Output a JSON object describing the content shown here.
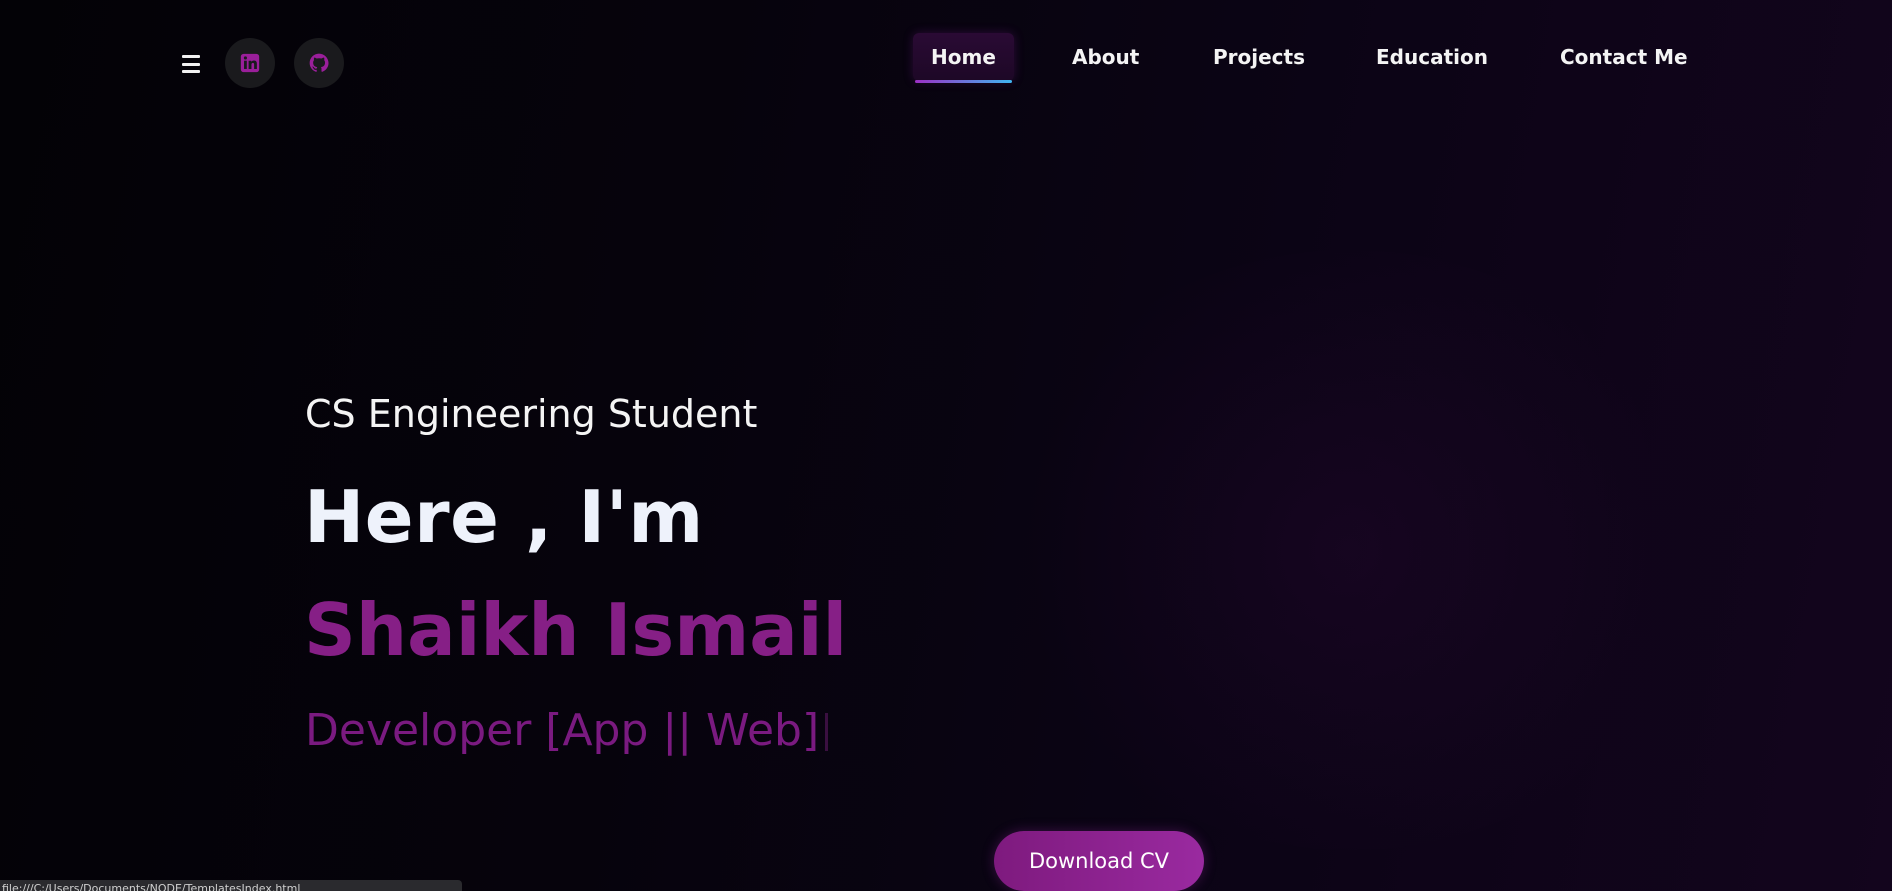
{
  "header": {
    "menu_icon": "hamburger-icon",
    "social": [
      {
        "name": "linkedin",
        "icon": "linkedin-icon",
        "color": "#9a1f9a"
      },
      {
        "name": "github",
        "icon": "github-icon",
        "color": "#9a1f9a"
      }
    ]
  },
  "nav": {
    "items": [
      {
        "label": "Home",
        "active": true
      },
      {
        "label": "About",
        "active": false
      },
      {
        "label": "Projects",
        "active": false
      },
      {
        "label": "Education",
        "active": false
      },
      {
        "label": "Contact Me",
        "active": false
      }
    ]
  },
  "hero": {
    "subtitle": "CS Engineering Student",
    "greeting": "Here , I'm",
    "name": "Shaikh Ismail",
    "role": "Developer [App || Web]",
    "cta_label": "Download CV"
  },
  "status_bar": {
    "text": "file:///C:/Users/Documents/NODE/TemplatesIndex.html"
  },
  "colors": {
    "accent": "#861f86",
    "accent_bright": "#9a2aa0",
    "background": "#06030c",
    "nav_underline_start": "#9b2fc4",
    "nav_underline_end": "#3fb6f0"
  }
}
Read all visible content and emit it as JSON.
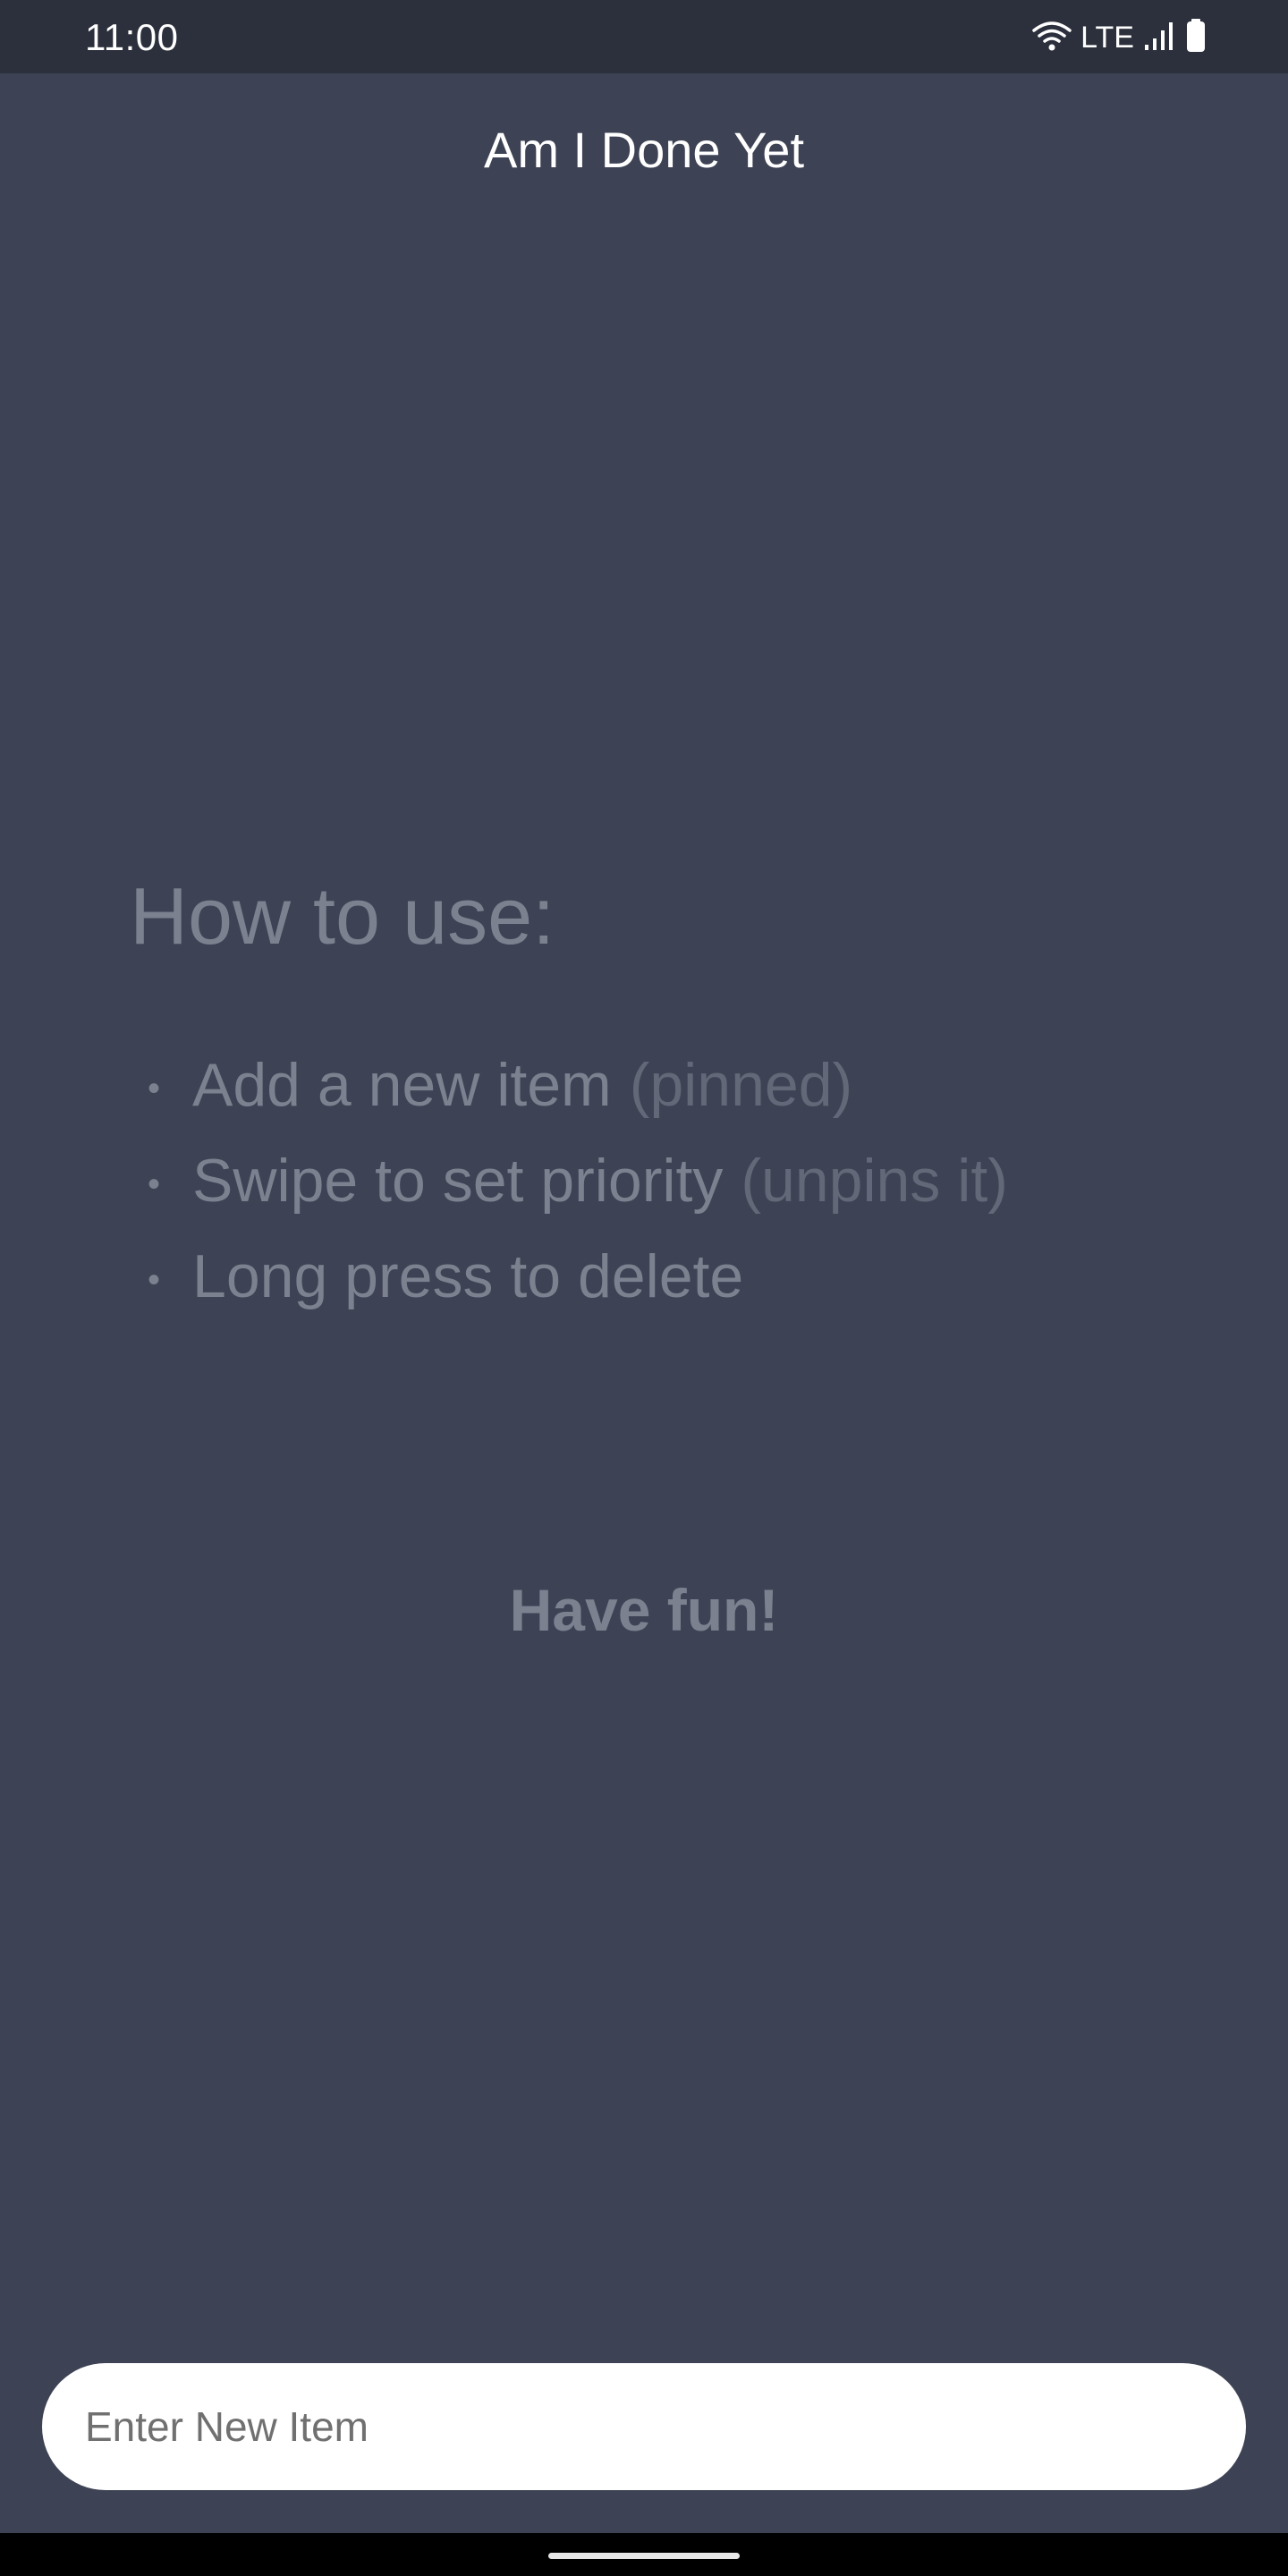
{
  "status_bar": {
    "time": "11:00",
    "network_label": "LTE",
    "icons": [
      "wifi-icon",
      "signal-icon",
      "battery-icon"
    ]
  },
  "app": {
    "title": "Am I Done Yet"
  },
  "instructions": {
    "heading": "How to use:",
    "items": [
      {
        "text": "Add a new item",
        "note": "(pinned)"
      },
      {
        "text": "Swipe to set priority",
        "note": "(unpins it)"
      },
      {
        "text": "Long press to delete",
        "note": ""
      }
    ],
    "closing": "Have fun!"
  },
  "new_item": {
    "placeholder": "Enter New Item",
    "value": ""
  },
  "colors": {
    "background": "#3d4254",
    "status_bar": "#2c303c",
    "muted_text": "#7c8190",
    "note_text": "#636878",
    "input_background": "#ffffff"
  }
}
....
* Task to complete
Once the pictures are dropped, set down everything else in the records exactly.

* The completed task
Output a JSON object describing the content shown here.
{
  "header": {
    "menu_icon": "hamburger-icon",
    "social": [
      {
        "name": "linkedin",
        "icon": "linkedin-icon",
        "color": "#9a1f9a"
      },
      {
        "name": "github",
        "icon": "github-icon",
        "color": "#9a1f9a"
      }
    ]
  },
  "nav": {
    "items": [
      {
        "label": "Home",
        "active": true
      },
      {
        "label": "About",
        "active": false
      },
      {
        "label": "Projects",
        "active": false
      },
      {
        "label": "Education",
        "active": false
      },
      {
        "label": "Contact Me",
        "active": false
      }
    ]
  },
  "hero": {
    "subtitle": "CS Engineering Student",
    "greeting": "Here , I'm",
    "name": "Shaikh Ismail",
    "role": "Developer [App || Web]",
    "cta_label": "Download CV"
  },
  "status_bar": {
    "text": "file:///C:/Users/Documents/NODE/TemplatesIndex.html"
  },
  "colors": {
    "accent": "#861f86",
    "accent_bright": "#9a2aa0",
    "background": "#06030c",
    "nav_underline_start": "#9b2fc4",
    "nav_underline_end": "#3fb6f0"
  }
}
Read all visible content and emit it as JSON.
{
  "status_bar": {
    "time": "11:00",
    "network_label": "LTE",
    "icons": [
      "wifi-icon",
      "signal-icon",
      "battery-icon"
    ]
  },
  "app": {
    "title": "Am I Done Yet"
  },
  "instructions": {
    "heading": "How to use:",
    "items": [
      {
        "text": "Add a new item",
        "note": "(pinned)"
      },
      {
        "text": "Swipe to set priority",
        "note": "(unpins it)"
      },
      {
        "text": "Long press to delete",
        "note": ""
      }
    ],
    "closing": "Have fun!"
  },
  "new_item": {
    "placeholder": "Enter New Item",
    "value": ""
  },
  "colors": {
    "background": "#3d4254",
    "status_bar": "#2c303c",
    "muted_text": "#7c8190",
    "note_text": "#636878",
    "input_background": "#ffffff"
  }
}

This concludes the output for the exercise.